The long sandy strip off the city centre at Sānyà Bay (三亚湾; Sānyà Wān) is the most relaxed of the three main beaches, and the one place you will really see people kicking back, laughing, playing and having a beachy old time. In little covered areas you’ll find locals playing music, singing, engaged in conspiracy, writing characters in the sand, and so on. There’s a long pathway for strolling in the cool evenings, and if the tide is out a little you can walk on the sand for many kilometres. In the evenings it’s fun to watch the lights on Phoenix Island (the awesome cruise ship terminal) turn on.
Dàdōnghǎi Bay (大东海湾; Dàdōnghǎi Wān) sports a wider beach than Sānyà and has a shaded boardwalk running along most of its length. The setting, in a deep blue bay with rocky headlands, is simply gorgeous but it does get busy here, and sometimes people do seem to be trying just a little too hard to enjoy themselves.
Some consider Yàlóng Bay (亚龙湾; Yàlóng Wān; Asian Dragon Bay) to have the best beach but it can seem the least relaxing of all with a lot of frenetic activity.
Both Dàdōnghǎi and Yàlóng Bays offer a wide range of activities, including jet-skiing, snorkelling and parasailing, but instruction is usually substandard and lifeguards on duty are not properly trained and may be of little use in an emergency. See Sānyà Backpackers for scuba lessons and rentals and also surfing.

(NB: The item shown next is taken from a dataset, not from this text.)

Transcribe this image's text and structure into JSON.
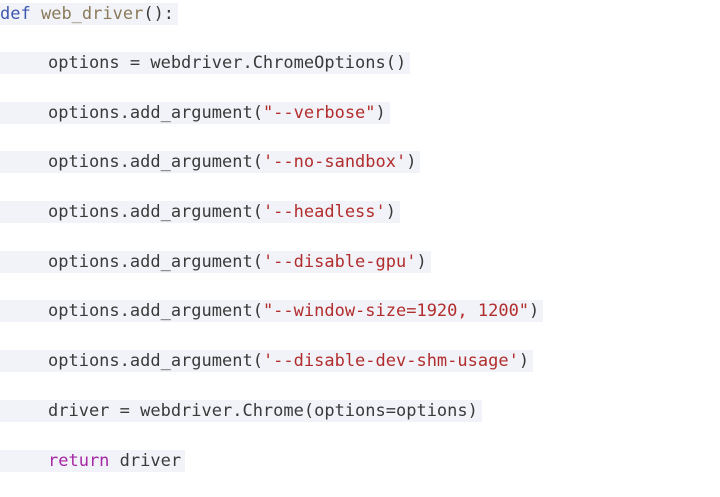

Hòuhǎi (后海), a crescent-shaped sandy beach about 45 minutes northeast out of Dàdōnghǎi, is popular with those looking to get away from the crowds (though ironically it lies in the southern reach of Hǎitáng Bay where the scale of development must be seen to be believed). Sānyà-based hostels take people here to surf and scuba while Chinese tourists are shuttled to the pier for a boat ride out to Wúzhīzhōu Dāo (Island). Bus 28 from the main road in Dàdōnghǎi (¥11) takes you to the beach. There’s a small village here with plenty of small restaurants and fruit stands.